Subject: Re: double negatives and other prescriptions

Jeutonne Brewer writes,

On Sun, 16 Nov 1997, Kusujiro Miyoshi wrote:

The discussion on double negatives is quite interesting for me in

that it reminds me the arguments in England in the eighteenth

century. This discussion seems to be the one being had between

Priestley and Lowth.

Thanks for mentioning Priestley. He provides a good 18th century

contrast to Lowth later prescriptive popularizing grammarians like

Lindley Murray. Unfortunately, the Lowthian ideas are the ones

?that still appear in school grammars.

18th century grammarians like Lowth proclaimed a whole series

of prescriptive statements about English. I remember that Albert

Baugh's history of the language book has/had an interesting list

of these. Offhand, I remember different than/different from in

the list. The 18th century grammarians were also prescriptively

important in imposing generic "he" as "correct."

Baugh is a fine reference, but let's not omit the valuable work of our own

Dennis Baron, viz. _Language and Good Taste: Reforming the American Language_

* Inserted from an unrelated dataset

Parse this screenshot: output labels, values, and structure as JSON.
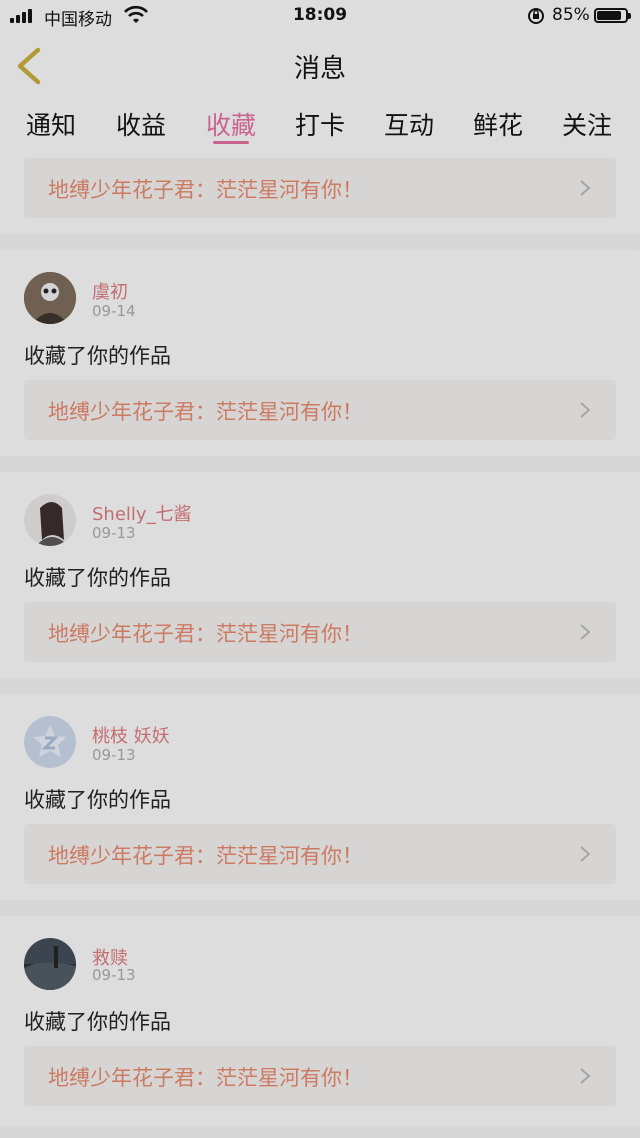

(Yale U. P., 1982), with several chapters on the 18th, 19th, and 20th century

prescriptivists and language mavens.